* DATA SUPPLIED *
********************

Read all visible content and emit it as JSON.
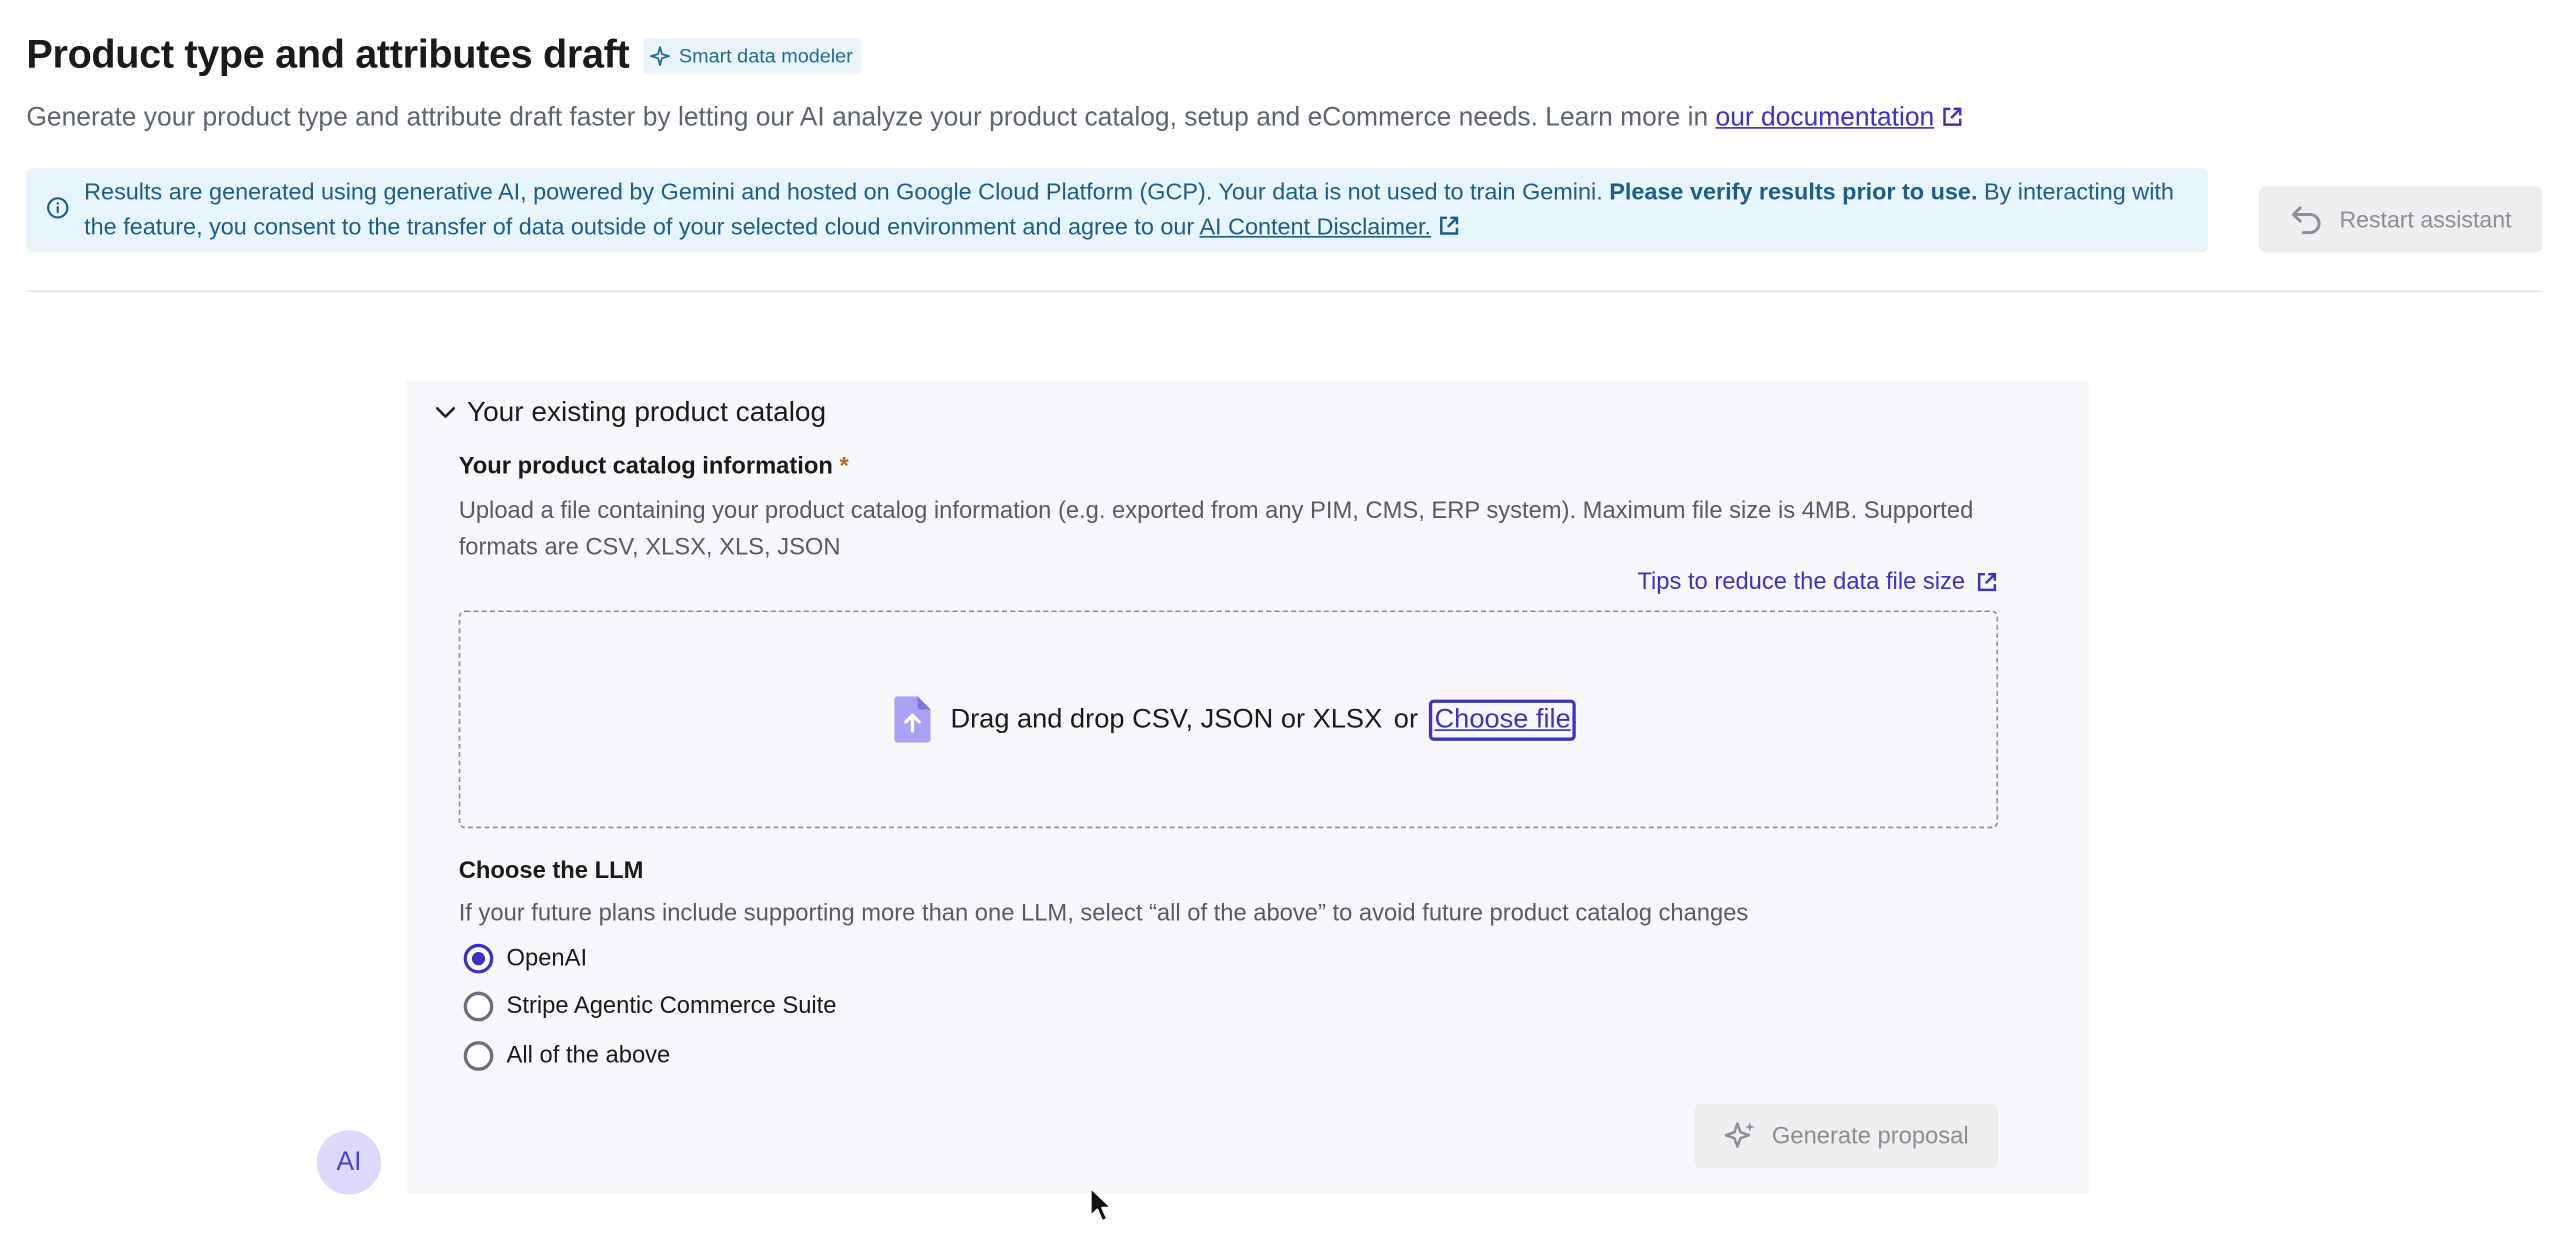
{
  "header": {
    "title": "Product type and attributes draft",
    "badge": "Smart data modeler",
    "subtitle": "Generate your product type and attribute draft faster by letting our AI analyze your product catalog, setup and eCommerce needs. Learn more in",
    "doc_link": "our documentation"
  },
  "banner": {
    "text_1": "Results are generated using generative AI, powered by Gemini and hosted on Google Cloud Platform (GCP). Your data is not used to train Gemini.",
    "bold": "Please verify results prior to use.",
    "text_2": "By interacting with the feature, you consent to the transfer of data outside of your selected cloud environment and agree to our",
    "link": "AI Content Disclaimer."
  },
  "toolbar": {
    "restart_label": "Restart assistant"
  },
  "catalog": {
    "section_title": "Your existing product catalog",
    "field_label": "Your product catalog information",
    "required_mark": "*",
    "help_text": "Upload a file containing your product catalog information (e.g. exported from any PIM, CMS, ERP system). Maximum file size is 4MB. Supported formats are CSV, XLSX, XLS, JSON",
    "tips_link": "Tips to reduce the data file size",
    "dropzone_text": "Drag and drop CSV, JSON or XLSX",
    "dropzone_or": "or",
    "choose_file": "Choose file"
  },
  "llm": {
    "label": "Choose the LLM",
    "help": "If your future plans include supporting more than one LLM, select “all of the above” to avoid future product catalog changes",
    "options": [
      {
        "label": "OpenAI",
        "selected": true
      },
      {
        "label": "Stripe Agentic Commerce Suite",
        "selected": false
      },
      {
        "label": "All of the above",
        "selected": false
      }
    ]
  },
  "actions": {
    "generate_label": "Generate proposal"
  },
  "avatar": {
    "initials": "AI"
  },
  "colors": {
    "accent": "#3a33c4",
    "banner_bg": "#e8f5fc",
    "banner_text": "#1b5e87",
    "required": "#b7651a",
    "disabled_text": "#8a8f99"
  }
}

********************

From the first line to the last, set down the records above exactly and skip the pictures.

Read all visible content and emit it as JSON.
{
  "header": {
    "title": "Product type and attributes draft",
    "badge": "Smart data modeler",
    "subtitle": "Generate your product type and attribute draft faster by letting our AI analyze your product catalog, setup and eCommerce needs. Learn more in",
    "doc_link": "our documentation"
  },
  "banner": {
    "text_1": "Results are generated using generative AI, powered by Gemini and hosted on Google Cloud Platform (GCP). Your data is not used to train Gemini.",
    "bold": "Please verify results prior to use.",
    "text_2": "By interacting with the feature, you consent to the transfer of data outside of your selected cloud environment and agree to our",
    "link": "AI Content Disclaimer."
  },
  "toolbar": {
    "restart_label": "Restart assistant"
  },
  "catalog": {
    "section_title": "Your existing product catalog",
    "field_label": "Your product catalog information",
    "required_mark": "*",
    "help_text": "Upload a file containing your product catalog information (e.g. exported from any PIM, CMS, ERP system). Maximum file size is 4MB. Supported formats are CSV, XLSX, XLS, JSON",
    "tips_link": "Tips to reduce the data file size",
    "dropzone_text": "Drag and drop CSV, JSON or XLSX",
    "dropzone_or": "or",
    "choose_file": "Choose file"
  },
  "llm": {
    "label": "Choose the LLM",
    "help": "If your future plans include supporting more than one LLM, select “all of the above” to avoid future product catalog changes",
    "options": [
      {
        "label": "OpenAI",
        "selected": true
      },
      {
        "label": "Stripe Agentic Commerce Suite",
        "selected": false
      },
      {
        "label": "All of the above",
        "selected": false
      }
    ]
  },
  "actions": {
    "generate_label": "Generate proposal"
  },
  "avatar": {
    "initials": "AI"
  },
  "colors": {
    "accent": "#3a33c4",
    "banner_bg": "#e8f5fc",
    "banner_text": "#1b5e87",
    "required": "#b7651a",
    "disabled_text": "#8a8f99"
  }
}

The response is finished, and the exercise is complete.